Thank you for the opportunity to write an article for The Author’s Lounge!
Three years ago, I was sitting at a bar during an open mic poetry/spoken word event. I wanted to contribute to the spoken word open mic. I ordered a glass of whiskey, neat. Sitting at the bar, with a straight whiskey, a pen, and a spiral, I wrote what became the prologue to my book, Jett Landry: The Fuse.
The narrative was about a down on his luck private eye (Markus Jackson) sitting at a bar in Port City, Texas, trying to forget his troubles. A beautiful woman walks in and sits next to him. He falls for her but keeps it to himself. When she asks for a light for her cigarette, he hesitates, because he knows once he lights her cigarette, there will be no turning back. But he lights it anyway.
At the time writing a novel seemed to be a daunting task, but after I wrote the narrative, I was intrigued. I tried to come up with ideas, but everything I came up with sounded like something that had already been written.
Finally, I had a backstory for the prologue: Markus and the mysterious woman spend a week hiding from the bad guys; he sends her to Baltimore with a new identity and an agreement to never speak to each other again. Ten years later she breaks their agreement to tell him she’s dying, and he needs to raise their daughter. The daughter he never knew he had.
Jett Landry is the daughter, and The Fuse starts fourteen years later when she is a freshman at Port City High in Port City, Texas. Port City is a diverse town in Southeast Texas. A medium-sized city, it has a long history of organized crime and corruption.

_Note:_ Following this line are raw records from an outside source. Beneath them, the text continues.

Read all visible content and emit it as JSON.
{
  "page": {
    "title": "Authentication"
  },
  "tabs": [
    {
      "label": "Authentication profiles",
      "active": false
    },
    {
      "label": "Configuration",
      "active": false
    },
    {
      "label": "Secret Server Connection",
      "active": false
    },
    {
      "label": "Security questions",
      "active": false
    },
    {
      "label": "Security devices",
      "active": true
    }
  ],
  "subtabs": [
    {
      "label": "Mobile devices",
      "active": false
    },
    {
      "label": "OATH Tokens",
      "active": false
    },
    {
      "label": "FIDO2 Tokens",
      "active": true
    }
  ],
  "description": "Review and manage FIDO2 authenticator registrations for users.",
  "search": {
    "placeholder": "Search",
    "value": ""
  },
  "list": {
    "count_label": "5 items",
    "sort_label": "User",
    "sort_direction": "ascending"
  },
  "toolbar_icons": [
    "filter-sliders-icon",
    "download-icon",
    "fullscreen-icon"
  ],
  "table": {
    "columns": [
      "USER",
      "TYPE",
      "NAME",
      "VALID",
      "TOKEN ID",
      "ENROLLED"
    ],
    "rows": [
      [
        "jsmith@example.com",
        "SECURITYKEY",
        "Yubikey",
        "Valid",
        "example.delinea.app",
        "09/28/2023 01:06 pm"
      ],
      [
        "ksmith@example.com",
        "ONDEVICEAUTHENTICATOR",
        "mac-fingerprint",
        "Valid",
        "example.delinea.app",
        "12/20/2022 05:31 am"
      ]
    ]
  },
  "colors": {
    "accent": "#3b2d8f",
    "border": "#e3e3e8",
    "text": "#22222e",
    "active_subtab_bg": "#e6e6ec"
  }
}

While Port City is a diverse town, Port City High is a public school that sits among carefully planned neighborhoods for wealthy, white families. Jett lives with her dad in downtown Port City, which is on the edge of the school zone for Port City High. Jett, who is biracial, is the only kid at this school who isn’t white and wealthy. She gets bullied by a group of kids, led by the son of a prominent politician. They don’t want her in their school, and they isolate and harass her. The school allows Jett to be bullied; even punishes her when she fights back. As a result, her dad enrolls her in karate lessons so she can learn to defend herself.

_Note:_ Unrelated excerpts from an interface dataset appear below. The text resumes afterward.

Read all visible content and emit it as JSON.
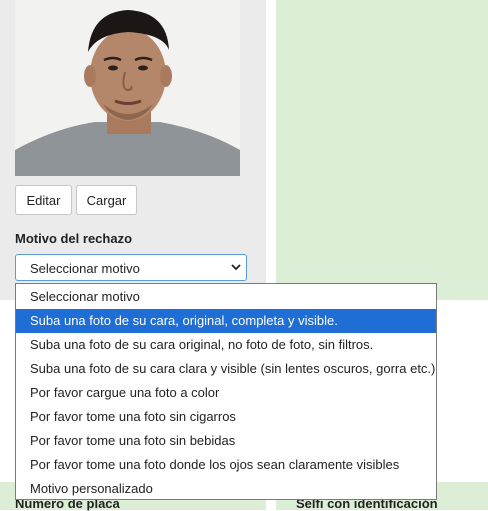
{
  "photo": {
    "alt": "Foto de perfil"
  },
  "buttons": {
    "edit_label": "Editar",
    "upload_label": "Cargar"
  },
  "rejection": {
    "label": "Motivo del rechazo",
    "selected": "Seleccionar motivo",
    "highlighted_index": 1,
    "options": [
      "Seleccionar motivo",
      "Suba una foto de su cara, original, completa y visible.",
      "Suba una foto de su cara original, no foto de foto, sin filtros.",
      "Suba una foto de su cara clara y visible (sin lentes oscuros, gorra etc.)",
      "Por favor cargue una foto a color",
      "Por favor tome una foto sin cigarros",
      "Por favor tome una foto sin bebidas",
      "Por favor tome una foto donde los ojos sean claramente visibles",
      "Motivo personalizado"
    ]
  },
  "bottom": {
    "left_label": "Número de placa",
    "right_label": "Selfi con identificación"
  },
  "colors": {
    "highlight": "#1e6ed5",
    "panel_green": "#dcefd6",
    "panel_gray": "#ebebeb"
  }
}
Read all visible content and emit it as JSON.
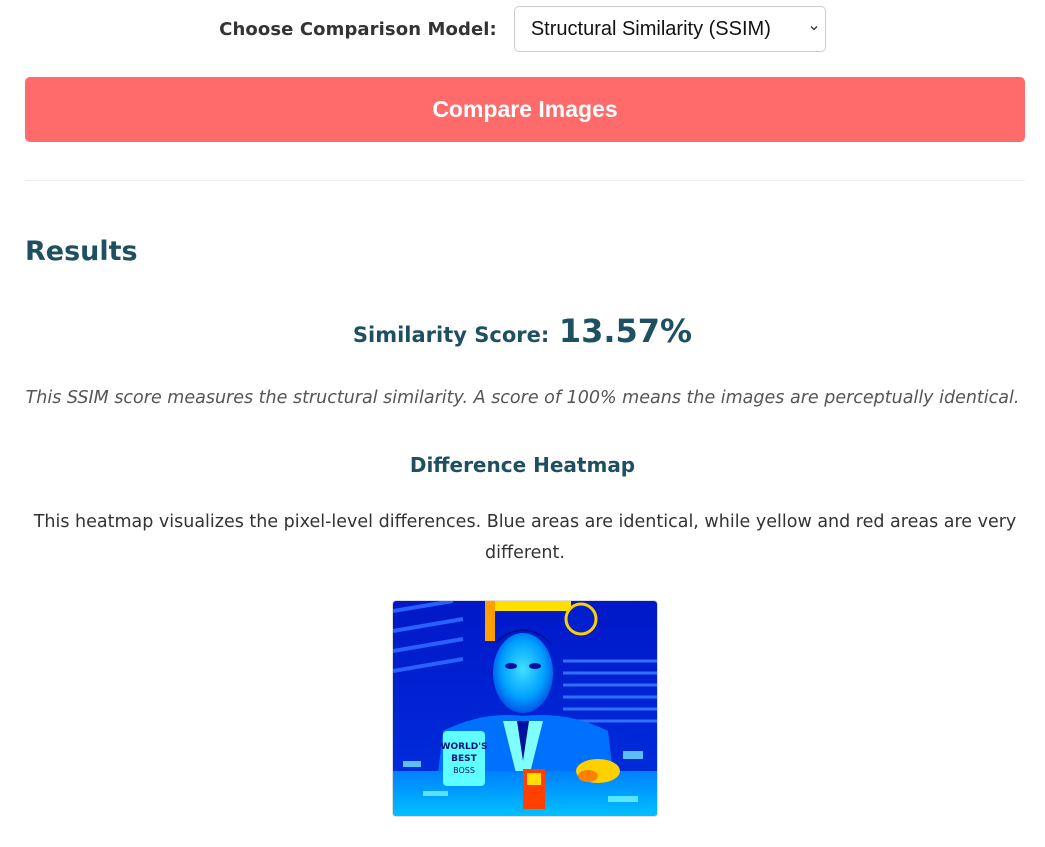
{
  "controls": {
    "model_label": "Choose Comparison Model:",
    "model_selected": "Structural Similarity (SSIM)",
    "compare_button": "Compare Images"
  },
  "results": {
    "title": "Results",
    "score_label": "Similarity Score:",
    "score_value": "13.57%",
    "score_note": "This SSIM score measures the structural similarity. A score of 100% means the images are perceptually identical.",
    "heatmap_title": "Difference Heatmap",
    "heatmap_description": "This heatmap visualizes the pixel-level differences. Blue areas are identical, while yellow and red areas are very different.",
    "heatmap_mug_text": [
      "WORLD'S",
      "BEST",
      "BOSS"
    ]
  },
  "colors": {
    "accent_button": "#ff6b6b",
    "heading": "#1e5062",
    "heatmap_low": "#0000cc",
    "heatmap_mid": "#00c8ff",
    "heatmap_high_yellow": "#ffff00",
    "heatmap_high_red": "#ff2000"
  }
}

Meanwhile, her dad is investigating a missing person case that keeps getting more complicated. He suspects that the conspiracy underlying his case is related to the bullying in Jett’s school.
The Fuse is the story of a girl, her close friends, and her unconventional family. It’s the story of a criminal and political conspiracy; a race against time between Markus Jackson and the bad guys who are trying to bring their plans to fruition before Jackson can stop them.
The Fuse was inspired by my experience as an awkward kid who was bullied in school. It was also inspired by experiences of bullying others related to me while I was developing the character of Jett. I wanted to write a pulp novel about a character who had a history of struggle, but I ended up writing the book about that history first.
I never had a specific target audience for this book. The audience that seems to have taken to this book, according to reviews and the people who have reached out to me, are women who are fired up about Jett’s successes and can relate to her struggles. In a very moving conversation, a mother contacted me to tell me that her daughters were in a similar situation as Jett and she bought both of them copies of The Fuse for motivation. At a book signing in Beaumont, Texas, several women approached me to tell me their stories of integrating into white suburban schools in the eighties. I found all of these conversations inspiring and humbling. A teenage girl, the niece of a reader, started reading the book on her own after her aunt bought a copy and invited me to her business to talk about it to her customers. She said she read the description on the back and felt Jett was like her because she also gets bullied at school.
This is the only book that takes place when Jett is a teenager. The next book in the series takes place four years later when Jett is in her twenties. The third book completes this story arc and sets up an anthology series about the adult Jett and her career.
As for me, I’m a therapist specializing in providing psychological services for people with developmental disabilities. I’m also a local musician. In college, I did a stint as a stand-up comedian as part of a local comedy show on Saturday nights. I live in a small, older house with a cat.
You can order Jett Landry: The Fuse and Jett Landry: Urban Legend (book two in the series) from the following links: